Sound is all around us. It affects our health and the way we think. Most of us know that upbeat music can help you to exercise harder and slower songs can be soothing, but if you understand how sound and music actually change your brain waves, you can use this knowledge to alter your mental and physical states.
How is Sound Healing, or Sound Therapy, a unique experience to you as a musician? How does it affect your other projects?
Sound Healing works on the principle that everything in the universe is energy in vibration. Experiencing sound in this way has helped me let go of trying to be ‘perfect’ in regards to music and performing. It has allowed me so much more freedom in my musical projects and many other aspects of my life.
Speaking of performing, what instruments do you play?
I play various resonant instruments, including crystal bowls, tuning forks, gong, and drums in addition to being a singer.
As a certified Sound Therapy Practitioner, you host Sound Baths, which you describe as a “deeply immersive journey into sound.” Can you elaborate more on what transpires in a Sound Bath? How do these sessions help inspire you as a musician?
A Sound Bath is an experience of vibration. It is an improvised concert in which various resonant instruments are played, including, but not limited to, crystal and Himalayan singing bowls, gongs, tuning forks, and voice. The term “Sound Bath” is used because you are “bathed” in the vibrations, or sound waves, of the instruments. During a typical Sound Bath, participants lie on the floor or in a comfortable position, and just take in the sounds.
Like meditation, a Sound Bath can help to establish a state of resonance and attunement with the self, enhance your state of presence and self-awareness, as well as your ability to listen and gain attention to a greater level of details. Benefits can include increased relaxation, better sleep, balanced energy levels, and a decrease in stress and anxiety. Sound affects us on all levels: spiritual, mental, emotional, and physical, and can bring balance to us in ways we might not realize are possible. I think that could be inspiration enough for anyone!
What type of yoga do you practice? How is sound a part of yoga?
I practice and teach Hatha and Vinyasa yoga. Sound is very often a part of this practice. Whether or not people have practiced yoga, they are most likely familiar with Om (Aum), the most basic mantra, which in Hinduism is known to be the source of all mantras. Om is believed to be the primordial or the ‘first’ sound of the universe generated by the cosmic vibration that resulted in all creation (think Big Bang). Just like our thoughts, words are a form of energy, which is evident in their palpable frequency and vibrations. Words carry within them seeds of creation; when chanted, sounded and repeated they can be a powerful force.
You mentioned you have been playing music your entire life. Was there a specific moment or person who inspired you to start playing?

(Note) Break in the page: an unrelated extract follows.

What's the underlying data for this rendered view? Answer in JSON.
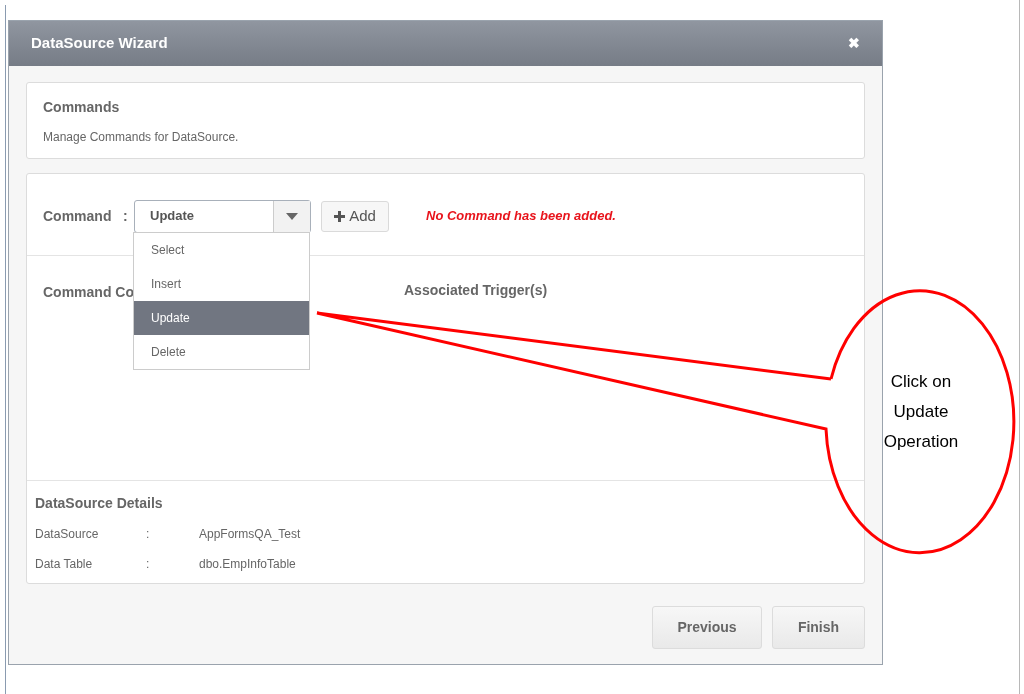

One of my earliest musical memories is singing doo-wop to 101.1 CBS FM with my mom. Both my parents were always singing in choirs and plays, not professionally but for the pure joy and fun of it. For that very reason, they are my biggest musical inspirations.
I know you love collaboration and have often told me that the more people involved the better the experience. Is there a particular collaboration that sticks out in your memory?
Of course that would have to be Peculiar Gentlemen. I sang with those guys for over 8 years, playing all over NYC and the world. Those experiences will stick with me forever.
What projects are you working on currently?
I’m mostly working on incorporating yoga and sound. I host a monthly Sound Bath at Twisted Trunk Yoga. The next one is March 14th with Basia Blaska. I also offer weekly yoga classes there with live music/sound meditation called ‘Recharge+Restore’. I lead a quarterly workshop called ‘Healing with Restorative Yoga, Reiki & Sound’ with Abby Paloma—the next one is March 29th. And I’ll be providing sound accompaniment for Elena Brower’s Sacred Saturday yoga class at ABC Carpet & Home, coming up on March 7th!
I am also featured on the new Phaze Future EP, The Gift, which you can listen to now on SoundCloud.